*ASSIGNED TASK*:
The answer must be every line of the data that holds the word "JSON".

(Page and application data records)
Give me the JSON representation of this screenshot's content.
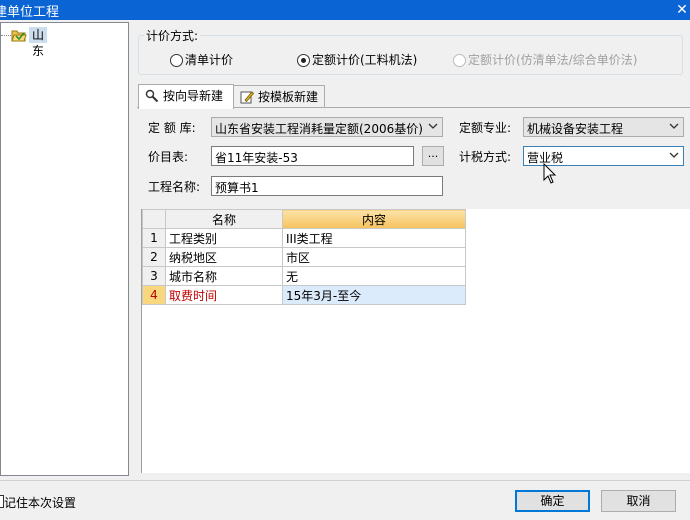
{
  "window": {
    "title": "建单位工程",
    "close_glyph": "✕"
  },
  "tree": {
    "root_label": "山东"
  },
  "pricing_group": {
    "label": "计价方式:",
    "options": [
      {
        "label": "清单计价",
        "selected": false,
        "disabled": false
      },
      {
        "label": "定额计价(工料机法)",
        "selected": true,
        "disabled": false
      },
      {
        "label": "定额计价(仿清单法/综合单价法)",
        "selected": false,
        "disabled": true
      }
    ]
  },
  "tabs": [
    {
      "label": "按向导新建",
      "active": true,
      "icon": "wizard-icon"
    },
    {
      "label": "按模板新建",
      "active": false,
      "icon": "template-icon"
    }
  ],
  "form": {
    "quota_lib_label": "定 额 库:",
    "quota_lib_value": "山东省安装工程消耗量定额(2006基价)",
    "quota_major_label": "定额专业:",
    "quota_major_value": "机械设备安装工程",
    "price_table_label": "价目表:",
    "price_table_value": "省11年安装-53",
    "browse_label": "...",
    "tax_method_label": "计税方式:",
    "tax_method_value": "营业税",
    "project_name_label": "工程名称:",
    "project_name_value": "预算书1"
  },
  "grid": {
    "headers": [
      "名称",
      "内容"
    ],
    "rows": [
      {
        "num": "1",
        "name": "工程类别",
        "value": "III类工程",
        "highlight": false
      },
      {
        "num": "2",
        "name": "纳税地区",
        "value": "市区",
        "highlight": false
      },
      {
        "num": "3",
        "name": "城市名称",
        "value": "无",
        "highlight": false
      },
      {
        "num": "4",
        "name": "取费时间",
        "value": "15年3月-至今",
        "highlight": true
      }
    ]
  },
  "footer": {
    "remember_label": "记住本次设置",
    "ok_label": "确定",
    "cancel_label": "取消"
  },
  "colors": {
    "titlebar": "#0a64d4",
    "accent": "#0078d7",
    "highlight_text": "#c00000"
  }
}
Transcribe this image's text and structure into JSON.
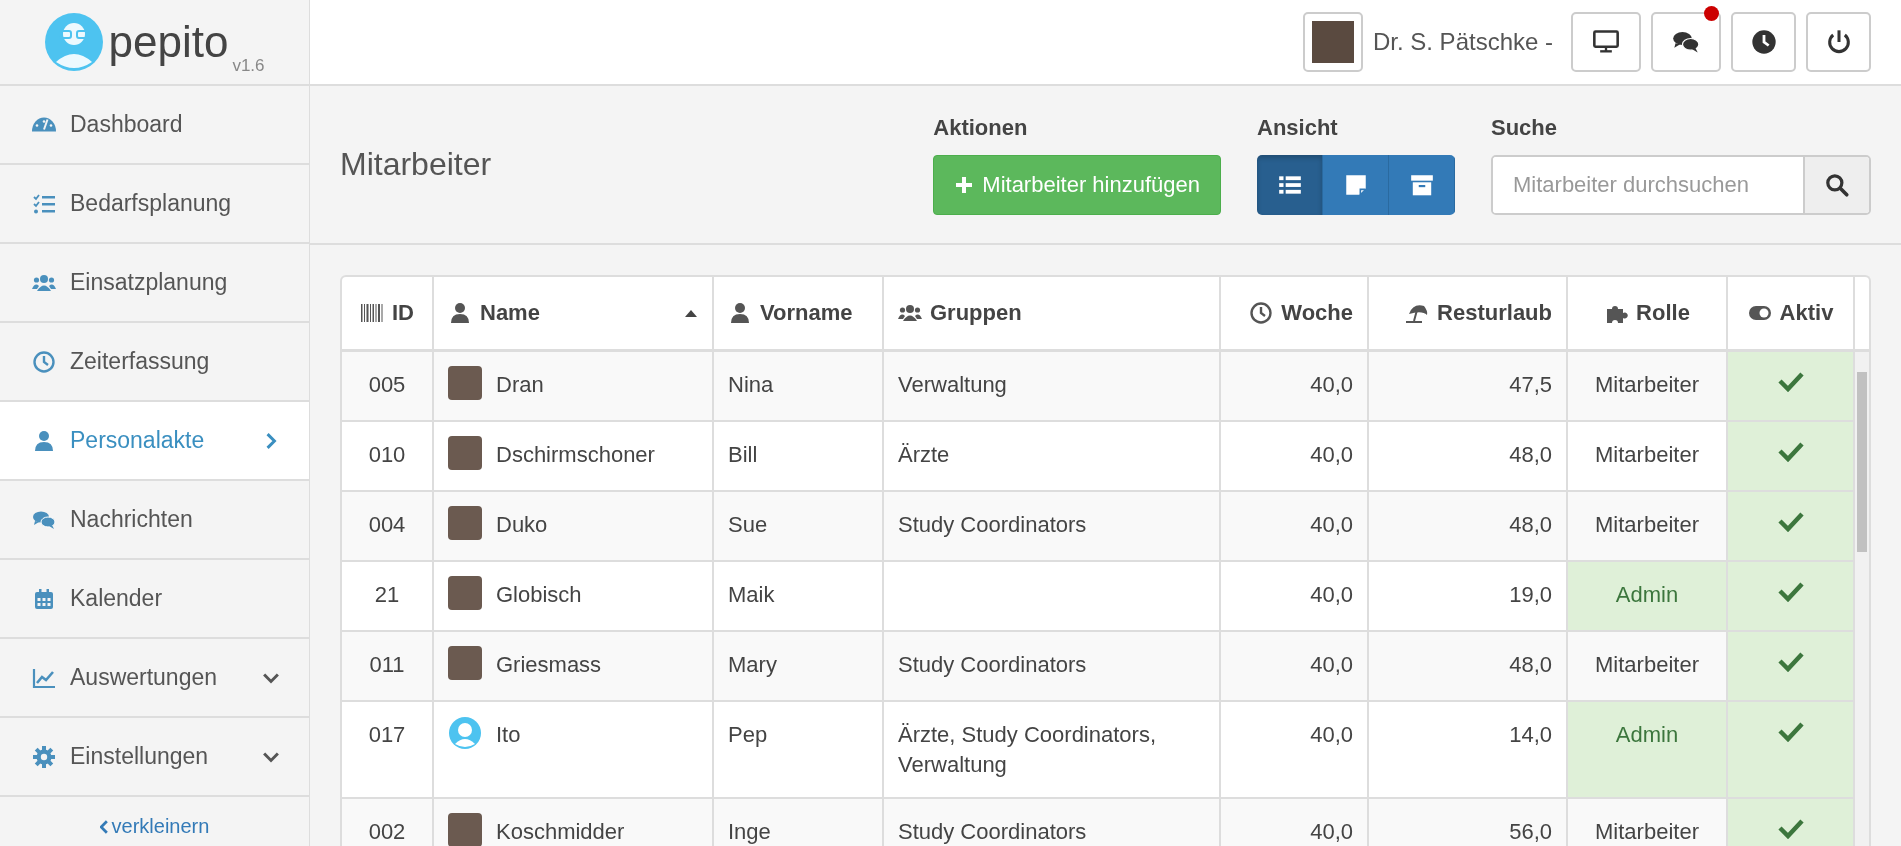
{
  "logo": {
    "name": "pepito",
    "version": "v1.6"
  },
  "header": {
    "user": "Dr. S. Pätschke -",
    "buttons": [
      {
        "unread": false
      },
      {
        "unread": true
      },
      {
        "unread": false
      },
      {
        "unread": false
      }
    ]
  },
  "sidebar": {
    "items": [
      {
        "label": "Dashboard",
        "selected": false,
        "expandable": false
      },
      {
        "label": "Bedarfsplanung",
        "selected": false,
        "expandable": false
      },
      {
        "label": "Einsatzplanung",
        "selected": false,
        "expandable": false
      },
      {
        "label": "Zeiterfassung",
        "selected": false,
        "expandable": false
      },
      {
        "label": "Personalakte",
        "selected": true,
        "expandable": false
      },
      {
        "label": "Nachrichten",
        "selected": false,
        "expandable": false
      },
      {
        "label": "Kalender",
        "selected": false,
        "expandable": false
      },
      {
        "label": "Auswertungen",
        "selected": false,
        "expandable": true
      },
      {
        "label": "Einstellungen",
        "selected": false,
        "expandable": true
      }
    ],
    "collapse": "verkleinern"
  },
  "page_title": "Mitarbeiter",
  "actions": {
    "label": "Aktionen",
    "add_button": "Mitarbeiter hinzufügen"
  },
  "view": {
    "label": "Ansicht",
    "options": [
      {
        "selected": true
      },
      {
        "selected": false
      },
      {
        "selected": false
      }
    ]
  },
  "search": {
    "label": "Suche",
    "placeholder": "Mitarbeiter durchsuchen"
  },
  "table": {
    "columns": [
      {
        "label": "ID",
        "sorted": false
      },
      {
        "label": "Name",
        "sorted": true
      },
      {
        "label": "Vorname",
        "sorted": false
      },
      {
        "label": "Gruppen",
        "sorted": false
      },
      {
        "label": "Woche",
        "sorted": false
      },
      {
        "label": "Resturlaub",
        "sorted": false
      },
      {
        "label": "Rolle",
        "sorted": false
      },
      {
        "label": "Aktiv",
        "sorted": false
      }
    ],
    "rows": [
      {
        "id": "005",
        "kind": "photo",
        "name": "Dran",
        "vorname": "Nina",
        "gruppen": "Verwaltung",
        "woche": "40,0",
        "resturlaub": "47,5",
        "rolle": "Mitarbeiter",
        "admin": false,
        "active": true
      },
      {
        "id": "010",
        "kind": "photo",
        "name": "Dschirmschoner",
        "vorname": "Bill",
        "gruppen": "Ärzte",
        "woche": "40,0",
        "resturlaub": "48,0",
        "rolle": "Mitarbeiter",
        "admin": false,
        "active": true
      },
      {
        "id": "004",
        "kind": "photo",
        "name": "Duko",
        "vorname": "Sue",
        "gruppen": "Study Coordinators",
        "woche": "40,0",
        "resturlaub": "48,0",
        "rolle": "Mitarbeiter",
        "admin": false,
        "active": true
      },
      {
        "id": "21",
        "kind": "photo",
        "name": "Globisch",
        "vorname": "Maik",
        "gruppen": "",
        "woche": "40,0",
        "resturlaub": "19,0",
        "rolle": "Admin",
        "admin": true,
        "active": true
      },
      {
        "id": "011",
        "kind": "photo",
        "name": "Griesmass",
        "vorname": "Mary",
        "gruppen": "Study Coordinators",
        "woche": "40,0",
        "resturlaub": "48,0",
        "rolle": "Mitarbeiter",
        "admin": false,
        "active": true
      },
      {
        "id": "017",
        "kind": "logo",
        "name": "Ito",
        "vorname": "Pep",
        "gruppen": "Ärzte, Study Coordinators, Verwaltung",
        "woche": "40,0",
        "resturlaub": "14,0",
        "rolle": "Admin",
        "admin": true,
        "active": true
      },
      {
        "id": "002",
        "kind": "photo",
        "name": "Koschmidder",
        "vorname": "Inge",
        "gruppen": "Study Coordinators",
        "woche": "40,0",
        "resturlaub": "56,0",
        "rolle": "Mitarbeiter",
        "admin": false,
        "active": true
      }
    ]
  }
}
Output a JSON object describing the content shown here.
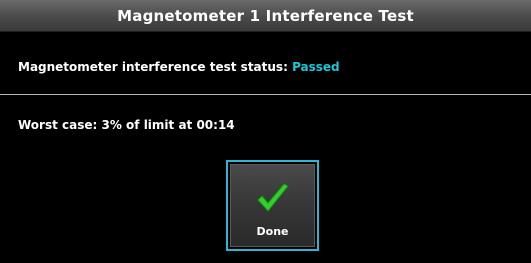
{
  "dialog": {
    "title": "Magnetometer 1 Interference Test",
    "status_label": "Magnetometer interference test status:",
    "status_value": "Passed",
    "worst_case": "Worst case: 3% of limit at 00:14"
  },
  "buttons": {
    "done_label": "Done",
    "done_icon": "check-icon"
  },
  "colors": {
    "status_value": "#17c8d8",
    "check": "#2fd12a",
    "button_border": "#2bb6d8"
  }
}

*WRITTEN ANSWER*:
Give me the JSON representation of this screenshot's content.
Transcribe this image's text and structure into JSON.
Output a JSON object describing the content shown here.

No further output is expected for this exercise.